▶ [TASK REQUIREMENTS] The entire listing below should be output exactly as it stands.

##### INPUT DATA

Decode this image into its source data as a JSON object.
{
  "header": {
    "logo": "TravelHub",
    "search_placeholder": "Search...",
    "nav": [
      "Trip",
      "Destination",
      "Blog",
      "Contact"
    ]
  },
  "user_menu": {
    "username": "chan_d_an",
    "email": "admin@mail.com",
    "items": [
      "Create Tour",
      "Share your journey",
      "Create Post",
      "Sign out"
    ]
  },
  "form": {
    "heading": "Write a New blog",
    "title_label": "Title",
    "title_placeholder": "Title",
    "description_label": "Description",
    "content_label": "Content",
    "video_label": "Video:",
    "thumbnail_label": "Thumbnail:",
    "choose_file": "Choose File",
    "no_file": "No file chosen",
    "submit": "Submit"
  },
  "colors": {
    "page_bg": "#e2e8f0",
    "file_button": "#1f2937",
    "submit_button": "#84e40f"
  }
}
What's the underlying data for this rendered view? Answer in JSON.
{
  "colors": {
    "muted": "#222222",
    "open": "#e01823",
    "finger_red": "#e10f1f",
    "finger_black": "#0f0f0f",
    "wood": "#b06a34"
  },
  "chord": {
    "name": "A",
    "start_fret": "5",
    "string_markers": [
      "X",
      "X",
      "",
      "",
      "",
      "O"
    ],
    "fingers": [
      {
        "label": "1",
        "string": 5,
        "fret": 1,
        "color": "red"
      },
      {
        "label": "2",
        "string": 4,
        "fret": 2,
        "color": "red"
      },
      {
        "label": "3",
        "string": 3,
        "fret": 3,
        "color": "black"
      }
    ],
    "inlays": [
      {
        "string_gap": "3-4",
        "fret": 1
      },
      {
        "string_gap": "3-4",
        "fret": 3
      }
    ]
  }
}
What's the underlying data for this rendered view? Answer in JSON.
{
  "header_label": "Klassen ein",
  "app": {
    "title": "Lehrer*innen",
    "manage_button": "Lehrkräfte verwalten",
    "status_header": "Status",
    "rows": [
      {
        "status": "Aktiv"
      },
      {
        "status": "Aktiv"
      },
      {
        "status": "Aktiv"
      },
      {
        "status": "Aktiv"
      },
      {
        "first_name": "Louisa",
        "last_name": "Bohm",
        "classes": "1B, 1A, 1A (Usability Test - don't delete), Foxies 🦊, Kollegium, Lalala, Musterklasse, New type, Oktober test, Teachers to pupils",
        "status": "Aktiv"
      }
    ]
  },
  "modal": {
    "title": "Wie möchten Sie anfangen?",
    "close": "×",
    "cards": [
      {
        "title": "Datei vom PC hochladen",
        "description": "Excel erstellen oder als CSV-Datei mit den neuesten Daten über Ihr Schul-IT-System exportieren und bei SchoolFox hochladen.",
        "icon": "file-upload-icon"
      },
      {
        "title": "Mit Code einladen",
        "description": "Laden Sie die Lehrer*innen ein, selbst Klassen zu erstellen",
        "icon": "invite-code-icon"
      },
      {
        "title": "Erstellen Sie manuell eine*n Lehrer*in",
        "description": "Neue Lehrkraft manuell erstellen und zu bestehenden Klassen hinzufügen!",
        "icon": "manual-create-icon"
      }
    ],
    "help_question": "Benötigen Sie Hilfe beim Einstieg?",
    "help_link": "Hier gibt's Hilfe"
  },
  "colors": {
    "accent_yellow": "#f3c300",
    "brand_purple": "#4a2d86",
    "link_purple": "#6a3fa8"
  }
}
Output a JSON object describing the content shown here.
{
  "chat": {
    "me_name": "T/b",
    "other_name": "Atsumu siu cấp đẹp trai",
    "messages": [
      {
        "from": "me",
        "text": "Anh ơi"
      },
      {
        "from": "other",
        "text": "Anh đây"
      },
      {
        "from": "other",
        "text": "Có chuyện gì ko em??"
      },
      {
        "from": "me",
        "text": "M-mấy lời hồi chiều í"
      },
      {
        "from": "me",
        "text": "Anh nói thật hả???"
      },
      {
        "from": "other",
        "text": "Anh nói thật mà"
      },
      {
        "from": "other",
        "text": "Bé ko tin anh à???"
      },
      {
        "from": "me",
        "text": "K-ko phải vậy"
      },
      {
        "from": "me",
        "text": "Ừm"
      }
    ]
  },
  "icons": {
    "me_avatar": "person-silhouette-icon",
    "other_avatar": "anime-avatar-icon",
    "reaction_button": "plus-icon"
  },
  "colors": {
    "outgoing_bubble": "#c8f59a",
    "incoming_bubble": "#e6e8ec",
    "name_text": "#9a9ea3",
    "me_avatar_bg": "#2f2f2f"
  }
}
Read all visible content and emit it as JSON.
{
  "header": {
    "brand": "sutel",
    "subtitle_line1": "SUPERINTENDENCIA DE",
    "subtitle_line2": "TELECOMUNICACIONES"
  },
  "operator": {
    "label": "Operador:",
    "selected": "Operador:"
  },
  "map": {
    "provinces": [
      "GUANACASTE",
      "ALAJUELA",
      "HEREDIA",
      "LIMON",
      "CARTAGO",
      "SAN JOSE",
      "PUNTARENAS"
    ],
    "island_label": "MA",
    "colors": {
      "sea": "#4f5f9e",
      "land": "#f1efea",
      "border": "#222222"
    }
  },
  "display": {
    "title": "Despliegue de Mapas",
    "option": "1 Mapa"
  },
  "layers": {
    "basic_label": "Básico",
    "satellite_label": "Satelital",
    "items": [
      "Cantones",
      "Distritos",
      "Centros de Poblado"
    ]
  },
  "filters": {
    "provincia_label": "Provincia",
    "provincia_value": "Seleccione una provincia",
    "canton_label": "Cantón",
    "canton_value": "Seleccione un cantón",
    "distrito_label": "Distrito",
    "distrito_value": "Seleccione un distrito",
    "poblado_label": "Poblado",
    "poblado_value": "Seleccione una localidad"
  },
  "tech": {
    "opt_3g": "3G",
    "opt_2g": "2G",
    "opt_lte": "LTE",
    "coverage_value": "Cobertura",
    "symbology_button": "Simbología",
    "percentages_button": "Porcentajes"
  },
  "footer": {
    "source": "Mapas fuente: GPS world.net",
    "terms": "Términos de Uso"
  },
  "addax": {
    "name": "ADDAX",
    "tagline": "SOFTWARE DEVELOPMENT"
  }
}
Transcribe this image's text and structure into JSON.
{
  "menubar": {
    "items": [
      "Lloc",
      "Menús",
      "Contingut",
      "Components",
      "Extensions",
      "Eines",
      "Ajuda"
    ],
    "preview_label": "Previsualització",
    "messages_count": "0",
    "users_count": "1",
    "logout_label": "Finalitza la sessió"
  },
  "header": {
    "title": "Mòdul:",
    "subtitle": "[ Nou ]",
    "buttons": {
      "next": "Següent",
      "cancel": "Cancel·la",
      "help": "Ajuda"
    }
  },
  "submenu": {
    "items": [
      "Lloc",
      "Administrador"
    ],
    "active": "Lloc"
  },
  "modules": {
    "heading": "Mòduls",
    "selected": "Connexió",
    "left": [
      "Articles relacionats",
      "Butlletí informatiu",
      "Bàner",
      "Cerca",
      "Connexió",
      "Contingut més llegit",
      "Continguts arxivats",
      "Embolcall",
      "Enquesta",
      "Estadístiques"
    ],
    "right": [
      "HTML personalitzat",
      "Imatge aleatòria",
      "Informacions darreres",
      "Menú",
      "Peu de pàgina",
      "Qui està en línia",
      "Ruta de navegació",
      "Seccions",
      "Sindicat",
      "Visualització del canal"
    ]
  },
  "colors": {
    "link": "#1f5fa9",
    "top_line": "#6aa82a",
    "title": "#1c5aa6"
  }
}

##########

▶ [TASK RESPONSE]
Decode this image into its source data as a JSON object.
{
  "header": {
    "logo": "TravelHub",
    "search_placeholder": "Search...",
    "nav": [
      "Trip",
      "Destination",
      "Blog",
      "Contact"
    ]
  },
  "user_menu": {
    "username": "chan_d_an",
    "email": "admin@mail.com",
    "items": [
      "Create Tour",
      "Share your journey",
      "Create Post",
      "Sign out"
    ]
  },
  "form": {
    "heading": "Write a New blog",
    "title_label": "Title",
    "title_placeholder": "Title",
    "description_label": "Description",
    "content_label": "Content",
    "video_label": "Video:",
    "thumbnail_label": "Thumbnail:",
    "choose_file": "Choose File",
    "no_file": "No file chosen",
    "submit": "Submit"
  },
  "colors": {
    "page_bg": "#e2e8f0",
    "file_button": "#1f2937",
    "submit_button": "#84e40f"
  }
}
What's the underlying data for this rendered view? Answer in JSON.
{
  "colors": {
    "muted": "#222222",
    "open": "#e01823",
    "finger_red": "#e10f1f",
    "finger_black": "#0f0f0f",
    "wood": "#b06a34"
  },
  "chord": {
    "name": "A",
    "start_fret": "5",
    "string_markers": [
      "X",
      "X",
      "",
      "",
      "",
      "O"
    ],
    "fingers": [
      {
        "label": "1",
        "string": 5,
        "fret": 1,
        "color": "red"
      },
      {
        "label": "2",
        "string": 4,
        "fret": 2,
        "color": "red"
      },
      {
        "label": "3",
        "string": 3,
        "fret": 3,
        "color": "black"
      }
    ],
    "inlays": [
      {
        "string_gap": "3-4",
        "fret": 1
      },
      {
        "string_gap": "3-4",
        "fret": 3
      }
    ]
  }
}
What's the underlying data for this rendered view? Answer in JSON.
{
  "header_label": "Klassen ein",
  "app": {
    "title": "Lehrer*innen",
    "manage_button": "Lehrkräfte verwalten",
    "status_header": "Status",
    "rows": [
      {
        "status": "Aktiv"
      },
      {
        "status": "Aktiv"
      },
      {
        "status": "Aktiv"
      },
      {
        "status": "Aktiv"
      },
      {
        "first_name": "Louisa",
        "last_name": "Bohm",
        "classes": "1B, 1A, 1A (Usability Test - don't delete), Foxies 🦊, Kollegium, Lalala, Musterklasse, New type, Oktober test, Teachers to pupils",
        "status": "Aktiv"
      }
    ]
  },
  "modal": {
    "title": "Wie möchten Sie anfangen?",
    "close": "×",
    "cards": [
      {
        "title": "Datei vom PC hochladen",
        "description": "Excel erstellen oder als CSV-Datei mit den neuesten Daten über Ihr Schul-IT-System exportieren und bei SchoolFox hochladen.",
        "icon": "file-upload-icon"
      },
      {
        "title": "Mit Code einladen",
        "description": "Laden Sie die Lehrer*innen ein, selbst Klassen zu erstellen",
        "icon": "invite-code-icon"
      },
      {
        "title": "Erstellen Sie manuell eine*n Lehrer*in",
        "description": "Neue Lehrkraft manuell erstellen und zu bestehenden Klassen hinzufügen!",
        "icon": "manual-create-icon"
      }
    ],
    "help_question": "Benötigen Sie Hilfe beim Einstieg?",
    "help_link": "Hier gibt's Hilfe"
  },
  "colors": {
    "accent_yellow": "#f3c300",
    "brand_purple": "#4a2d86",
    "link_purple": "#6a3fa8"
  }
}
Output a JSON object describing the content shown here.
{
  "chat": {
    "me_name": "T/b",
    "other_name": "Atsumu siu cấp đẹp trai",
    "messages": [
      {
        "from": "me",
        "text": "Anh ơi"
      },
      {
        "from": "other",
        "text": "Anh đây"
      },
      {
        "from": "other",
        "text": "Có chuyện gì ko em??"
      },
      {
        "from": "me",
        "text": "M-mấy lời hồi chiều í"
      },
      {
        "from": "me",
        "text": "Anh nói thật hả???"
      },
      {
        "from": "other",
        "text": "Anh nói thật mà"
      },
      {
        "from": "other",
        "text": "Bé ko tin anh à???"
      },
      {
        "from": "me",
        "text": "K-ko phải vậy"
      },
      {
        "from": "me",
        "text": "Ừm"
      }
    ]
  },
  "icons": {
    "me_avatar": "person-silhouette-icon",
    "other_avatar": "anime-avatar-icon",
    "reaction_button": "plus-icon"
  },
  "colors": {
    "outgoing_bubble": "#c8f59a",
    "incoming_bubble": "#e6e8ec",
    "name_text": "#9a9ea3",
    "me_avatar_bg": "#2f2f2f"
  }
}
Read all visible content and emit it as JSON.
{
  "header": {
    "brand": "sutel",
    "subtitle_line1": "SUPERINTENDENCIA DE",
    "subtitle_line2": "TELECOMUNICACIONES"
  },
  "operator": {
    "label": "Operador:",
    "selected": "Operador:"
  },
  "map": {
    "provinces": [
      "GUANACASTE",
      "ALAJUELA",
      "HEREDIA",
      "LIMON",
      "CARTAGO",
      "SAN JOSE",
      "PUNTARENAS"
    ],
    "island_label": "MA",
    "colors": {
      "sea": "#4f5f9e",
      "land": "#f1efea",
      "border": "#222222"
    }
  },
  "display": {
    "title": "Despliegue de Mapas",
    "option": "1 Mapa"
  },
  "layers": {
    "basic_label": "Básico",
    "satellite_label": "Satelital",
    "items": [
      "Cantones",
      "Distritos",
      "Centros de Poblado"
    ]
  },
  "filters": {
    "provincia_label": "Provincia",
    "provincia_value": "Seleccione una provincia",
    "canton_label": "Cantón",
    "canton_value": "Seleccione un cantón",
    "distrito_label": "Distrito",
    "distrito_value": "Seleccione un distrito",
    "poblado_label": "Poblado",
    "poblado_value": "Seleccione una localidad"
  },
  "tech": {
    "opt_3g": "3G",
    "opt_2g": "2G",
    "opt_lte": "LTE",
    "coverage_value": "Cobertura",
    "symbology_button": "Simbología",
    "percentages_button": "Porcentajes"
  },
  "footer": {
    "source": "Mapas fuente: GPS world.net",
    "terms": "Términos de Uso"
  },
  "addax": {
    "name": "ADDAX",
    "tagline": "SOFTWARE DEVELOPMENT"
  }
}
Transcribe this image's text and structure into JSON.
{
  "menubar": {
    "items": [
      "Lloc",
      "Menús",
      "Contingut",
      "Components",
      "Extensions",
      "Eines",
      "Ajuda"
    ],
    "preview_label": "Previsualització",
    "messages_count": "0",
    "users_count": "1",
    "logout_label": "Finalitza la sessió"
  },
  "header": {
    "title": "Mòdul:",
    "subtitle": "[ Nou ]",
    "buttons": {
      "next": "Següent",
      "cancel": "Cancel·la",
      "help": "Ajuda"
    }
  },
  "submenu": {
    "items": [
      "Lloc",
      "Administrador"
    ],
    "active": "Lloc"
  },
  "modules": {
    "heading": "Mòduls",
    "selected": "Connexió",
    "left": [
      "Articles relacionats",
      "Butlletí informatiu",
      "Bàner",
      "Cerca",
      "Connexió",
      "Contingut més llegit",
      "Continguts arxivats",
      "Embolcall",
      "Enquesta",
      "Estadístiques"
    ],
    "right": [
      "HTML personalitzat",
      "Imatge aleatòria",
      "Informacions darreres",
      "Menú",
      "Peu de pàgina",
      "Qui està en línia",
      "Ruta de navegació",
      "Seccions",
      "Sindicat",
      "Visualització del canal"
    ]
  },
  "colors": {
    "link": "#1f5fa9",
    "top_line": "#6aa82a",
    "title": "#1c5aa6"
  }
}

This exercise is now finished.